• **HOW TO COMPLETE THIS TASK**: Each line that contains the word "brand" is to be copied from the records below.

[Web page and app entries]
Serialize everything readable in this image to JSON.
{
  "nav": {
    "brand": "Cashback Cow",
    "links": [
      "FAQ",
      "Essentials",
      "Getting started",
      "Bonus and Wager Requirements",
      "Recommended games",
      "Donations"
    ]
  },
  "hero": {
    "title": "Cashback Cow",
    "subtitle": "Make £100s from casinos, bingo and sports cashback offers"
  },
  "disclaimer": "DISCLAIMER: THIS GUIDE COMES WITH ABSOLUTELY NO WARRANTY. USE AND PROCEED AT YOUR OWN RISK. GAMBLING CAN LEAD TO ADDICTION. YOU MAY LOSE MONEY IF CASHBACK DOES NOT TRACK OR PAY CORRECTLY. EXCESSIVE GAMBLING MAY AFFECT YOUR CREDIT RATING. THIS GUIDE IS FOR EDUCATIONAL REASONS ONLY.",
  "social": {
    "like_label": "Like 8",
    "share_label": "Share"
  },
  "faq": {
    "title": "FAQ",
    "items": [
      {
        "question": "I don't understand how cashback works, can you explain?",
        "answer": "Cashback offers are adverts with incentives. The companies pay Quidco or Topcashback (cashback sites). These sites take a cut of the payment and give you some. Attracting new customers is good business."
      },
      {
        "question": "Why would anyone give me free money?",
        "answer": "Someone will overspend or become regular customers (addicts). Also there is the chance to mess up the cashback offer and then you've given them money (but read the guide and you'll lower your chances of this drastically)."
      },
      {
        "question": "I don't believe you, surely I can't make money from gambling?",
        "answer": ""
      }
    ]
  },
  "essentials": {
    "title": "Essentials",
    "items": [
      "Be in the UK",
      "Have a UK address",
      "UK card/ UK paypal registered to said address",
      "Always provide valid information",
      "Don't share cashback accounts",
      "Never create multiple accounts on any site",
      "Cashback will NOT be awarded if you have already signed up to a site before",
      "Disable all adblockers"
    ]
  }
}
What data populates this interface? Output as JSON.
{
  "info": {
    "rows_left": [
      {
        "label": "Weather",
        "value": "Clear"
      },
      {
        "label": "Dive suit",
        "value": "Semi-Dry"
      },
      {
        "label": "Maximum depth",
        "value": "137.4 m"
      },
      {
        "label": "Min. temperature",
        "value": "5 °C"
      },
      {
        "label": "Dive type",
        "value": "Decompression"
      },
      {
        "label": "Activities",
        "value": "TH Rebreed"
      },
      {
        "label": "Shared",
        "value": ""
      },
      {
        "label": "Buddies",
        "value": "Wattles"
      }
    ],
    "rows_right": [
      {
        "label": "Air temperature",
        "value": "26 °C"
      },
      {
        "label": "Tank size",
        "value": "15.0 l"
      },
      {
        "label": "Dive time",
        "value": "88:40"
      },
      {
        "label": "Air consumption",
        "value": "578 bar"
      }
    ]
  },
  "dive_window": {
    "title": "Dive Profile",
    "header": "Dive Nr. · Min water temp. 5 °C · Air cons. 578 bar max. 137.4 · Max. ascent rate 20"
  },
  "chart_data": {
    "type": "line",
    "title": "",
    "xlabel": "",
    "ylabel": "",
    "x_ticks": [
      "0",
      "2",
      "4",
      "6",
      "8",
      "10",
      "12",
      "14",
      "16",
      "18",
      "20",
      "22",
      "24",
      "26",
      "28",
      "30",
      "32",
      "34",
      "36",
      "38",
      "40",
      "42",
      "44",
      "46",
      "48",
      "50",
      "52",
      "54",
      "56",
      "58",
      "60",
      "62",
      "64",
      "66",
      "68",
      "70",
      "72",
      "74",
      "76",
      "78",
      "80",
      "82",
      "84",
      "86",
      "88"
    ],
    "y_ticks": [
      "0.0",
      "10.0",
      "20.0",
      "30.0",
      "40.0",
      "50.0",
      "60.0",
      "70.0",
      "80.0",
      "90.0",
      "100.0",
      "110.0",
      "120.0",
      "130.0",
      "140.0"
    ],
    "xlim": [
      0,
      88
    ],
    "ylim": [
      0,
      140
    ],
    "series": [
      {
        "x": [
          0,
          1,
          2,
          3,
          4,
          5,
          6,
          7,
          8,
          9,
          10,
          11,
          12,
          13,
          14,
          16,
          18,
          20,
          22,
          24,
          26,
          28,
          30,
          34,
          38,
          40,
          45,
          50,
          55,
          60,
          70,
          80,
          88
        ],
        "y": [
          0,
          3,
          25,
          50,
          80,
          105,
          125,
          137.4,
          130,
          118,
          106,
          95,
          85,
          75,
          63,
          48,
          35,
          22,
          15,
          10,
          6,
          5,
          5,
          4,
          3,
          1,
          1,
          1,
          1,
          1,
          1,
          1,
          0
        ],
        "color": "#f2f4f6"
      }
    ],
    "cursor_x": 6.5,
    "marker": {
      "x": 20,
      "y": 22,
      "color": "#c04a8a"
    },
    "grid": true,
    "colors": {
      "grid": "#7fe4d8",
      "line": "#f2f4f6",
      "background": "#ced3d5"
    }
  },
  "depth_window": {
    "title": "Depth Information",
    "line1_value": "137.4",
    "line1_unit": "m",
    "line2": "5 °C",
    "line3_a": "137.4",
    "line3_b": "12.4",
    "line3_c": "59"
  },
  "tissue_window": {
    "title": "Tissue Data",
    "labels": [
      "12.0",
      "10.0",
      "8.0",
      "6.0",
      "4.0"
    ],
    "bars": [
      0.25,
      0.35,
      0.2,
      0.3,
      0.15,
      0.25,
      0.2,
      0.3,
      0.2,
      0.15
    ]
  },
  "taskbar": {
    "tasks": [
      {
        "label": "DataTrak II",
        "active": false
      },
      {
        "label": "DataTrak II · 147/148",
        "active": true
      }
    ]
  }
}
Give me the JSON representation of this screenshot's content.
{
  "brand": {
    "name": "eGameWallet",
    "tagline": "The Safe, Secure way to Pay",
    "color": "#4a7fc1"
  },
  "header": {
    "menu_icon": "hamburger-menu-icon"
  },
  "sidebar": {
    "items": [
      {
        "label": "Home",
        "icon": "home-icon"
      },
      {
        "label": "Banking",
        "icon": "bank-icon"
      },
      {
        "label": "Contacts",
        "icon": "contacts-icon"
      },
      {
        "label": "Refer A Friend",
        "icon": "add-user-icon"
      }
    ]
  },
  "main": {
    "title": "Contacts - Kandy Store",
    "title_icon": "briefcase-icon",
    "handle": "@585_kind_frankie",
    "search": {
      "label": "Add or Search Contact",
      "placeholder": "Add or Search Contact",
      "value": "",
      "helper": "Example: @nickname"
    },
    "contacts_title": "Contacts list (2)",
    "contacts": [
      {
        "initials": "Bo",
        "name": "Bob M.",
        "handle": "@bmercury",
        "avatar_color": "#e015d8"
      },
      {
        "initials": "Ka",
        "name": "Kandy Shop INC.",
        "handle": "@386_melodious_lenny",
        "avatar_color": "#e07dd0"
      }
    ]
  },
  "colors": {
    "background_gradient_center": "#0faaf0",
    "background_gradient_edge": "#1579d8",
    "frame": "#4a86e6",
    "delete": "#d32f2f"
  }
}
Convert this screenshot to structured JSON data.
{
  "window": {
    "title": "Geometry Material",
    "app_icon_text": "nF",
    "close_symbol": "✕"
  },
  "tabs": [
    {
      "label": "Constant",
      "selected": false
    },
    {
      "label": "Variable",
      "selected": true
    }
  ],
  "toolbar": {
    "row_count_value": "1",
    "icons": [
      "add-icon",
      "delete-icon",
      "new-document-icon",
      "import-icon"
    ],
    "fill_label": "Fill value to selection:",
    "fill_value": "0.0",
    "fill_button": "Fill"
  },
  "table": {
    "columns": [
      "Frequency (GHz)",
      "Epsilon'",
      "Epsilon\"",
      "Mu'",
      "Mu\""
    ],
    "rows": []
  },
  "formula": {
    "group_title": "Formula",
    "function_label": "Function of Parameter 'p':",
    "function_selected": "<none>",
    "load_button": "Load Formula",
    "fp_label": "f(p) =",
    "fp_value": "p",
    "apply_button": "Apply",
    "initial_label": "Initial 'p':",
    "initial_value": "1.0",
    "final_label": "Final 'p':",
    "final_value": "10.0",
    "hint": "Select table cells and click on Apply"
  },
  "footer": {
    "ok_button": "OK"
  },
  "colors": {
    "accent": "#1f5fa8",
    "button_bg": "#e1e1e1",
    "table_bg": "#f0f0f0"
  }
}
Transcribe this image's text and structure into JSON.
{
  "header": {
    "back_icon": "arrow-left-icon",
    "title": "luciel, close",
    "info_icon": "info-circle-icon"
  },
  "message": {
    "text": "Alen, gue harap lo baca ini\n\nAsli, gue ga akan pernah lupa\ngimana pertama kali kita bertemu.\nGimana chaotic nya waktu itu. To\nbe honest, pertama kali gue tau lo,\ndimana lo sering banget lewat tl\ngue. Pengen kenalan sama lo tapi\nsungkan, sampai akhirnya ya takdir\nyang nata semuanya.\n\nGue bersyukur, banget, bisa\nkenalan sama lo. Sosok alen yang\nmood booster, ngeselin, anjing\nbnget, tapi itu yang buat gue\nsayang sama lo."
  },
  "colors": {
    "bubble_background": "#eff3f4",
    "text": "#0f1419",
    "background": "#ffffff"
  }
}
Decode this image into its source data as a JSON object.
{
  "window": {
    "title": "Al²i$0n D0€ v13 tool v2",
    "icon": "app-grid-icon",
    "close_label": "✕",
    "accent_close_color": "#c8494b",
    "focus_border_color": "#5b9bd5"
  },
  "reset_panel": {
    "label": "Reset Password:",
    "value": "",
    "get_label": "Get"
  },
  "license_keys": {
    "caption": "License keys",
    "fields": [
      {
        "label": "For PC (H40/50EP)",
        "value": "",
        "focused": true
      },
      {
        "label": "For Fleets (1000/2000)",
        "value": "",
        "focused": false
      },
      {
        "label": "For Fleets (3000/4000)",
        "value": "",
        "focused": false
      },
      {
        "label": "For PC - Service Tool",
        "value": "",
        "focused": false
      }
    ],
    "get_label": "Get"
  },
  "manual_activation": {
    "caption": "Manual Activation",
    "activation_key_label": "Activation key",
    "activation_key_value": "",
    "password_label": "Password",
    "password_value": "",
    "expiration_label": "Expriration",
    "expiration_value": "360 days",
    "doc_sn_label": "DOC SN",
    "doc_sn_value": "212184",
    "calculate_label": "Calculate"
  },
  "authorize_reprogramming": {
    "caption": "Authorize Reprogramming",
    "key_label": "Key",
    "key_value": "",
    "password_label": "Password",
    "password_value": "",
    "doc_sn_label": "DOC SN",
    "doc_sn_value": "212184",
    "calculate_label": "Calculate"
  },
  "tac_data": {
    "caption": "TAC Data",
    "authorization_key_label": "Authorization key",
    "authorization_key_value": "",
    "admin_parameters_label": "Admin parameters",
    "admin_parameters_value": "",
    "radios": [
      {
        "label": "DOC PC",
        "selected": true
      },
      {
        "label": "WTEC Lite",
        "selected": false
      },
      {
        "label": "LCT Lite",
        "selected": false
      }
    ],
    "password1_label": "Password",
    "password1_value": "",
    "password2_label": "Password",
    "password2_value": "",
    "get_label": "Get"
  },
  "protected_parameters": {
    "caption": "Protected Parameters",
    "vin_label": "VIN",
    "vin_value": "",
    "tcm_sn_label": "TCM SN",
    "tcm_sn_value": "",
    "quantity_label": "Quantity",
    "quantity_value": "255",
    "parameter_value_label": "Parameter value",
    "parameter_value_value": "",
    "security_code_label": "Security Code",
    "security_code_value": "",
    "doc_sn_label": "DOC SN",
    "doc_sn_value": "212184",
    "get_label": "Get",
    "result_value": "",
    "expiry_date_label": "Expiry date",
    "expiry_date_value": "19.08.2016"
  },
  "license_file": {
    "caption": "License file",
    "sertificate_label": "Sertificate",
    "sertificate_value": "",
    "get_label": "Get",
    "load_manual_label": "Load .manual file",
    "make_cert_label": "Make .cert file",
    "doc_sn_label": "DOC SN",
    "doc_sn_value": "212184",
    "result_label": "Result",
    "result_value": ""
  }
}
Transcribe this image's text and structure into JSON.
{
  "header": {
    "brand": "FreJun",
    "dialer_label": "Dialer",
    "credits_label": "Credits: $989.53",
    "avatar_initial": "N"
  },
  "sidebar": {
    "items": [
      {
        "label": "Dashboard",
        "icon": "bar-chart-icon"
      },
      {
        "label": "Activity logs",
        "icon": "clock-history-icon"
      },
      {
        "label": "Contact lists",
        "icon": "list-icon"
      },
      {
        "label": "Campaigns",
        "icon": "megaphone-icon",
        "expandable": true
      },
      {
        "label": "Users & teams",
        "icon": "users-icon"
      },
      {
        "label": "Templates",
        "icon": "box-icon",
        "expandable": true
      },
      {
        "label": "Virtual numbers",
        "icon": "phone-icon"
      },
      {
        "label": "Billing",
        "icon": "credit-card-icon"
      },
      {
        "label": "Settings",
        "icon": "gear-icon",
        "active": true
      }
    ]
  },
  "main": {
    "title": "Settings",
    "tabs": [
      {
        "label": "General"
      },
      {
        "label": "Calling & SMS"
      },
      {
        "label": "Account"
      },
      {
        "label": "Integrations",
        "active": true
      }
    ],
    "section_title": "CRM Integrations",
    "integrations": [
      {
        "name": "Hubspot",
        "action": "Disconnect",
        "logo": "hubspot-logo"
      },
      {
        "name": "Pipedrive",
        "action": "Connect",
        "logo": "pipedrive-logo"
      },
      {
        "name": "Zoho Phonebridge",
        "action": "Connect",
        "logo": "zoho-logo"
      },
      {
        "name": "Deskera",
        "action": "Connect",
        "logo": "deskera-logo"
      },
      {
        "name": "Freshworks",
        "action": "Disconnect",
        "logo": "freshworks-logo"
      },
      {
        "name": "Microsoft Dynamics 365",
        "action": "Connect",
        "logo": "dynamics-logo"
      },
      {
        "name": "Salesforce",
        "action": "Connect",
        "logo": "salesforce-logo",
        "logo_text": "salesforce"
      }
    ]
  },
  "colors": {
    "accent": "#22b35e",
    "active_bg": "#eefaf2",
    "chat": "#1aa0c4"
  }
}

• **WRITTEN SOLUTION**:
    "brand": "Cashback Cow",
  "brand": {
    "brand": "FreJun",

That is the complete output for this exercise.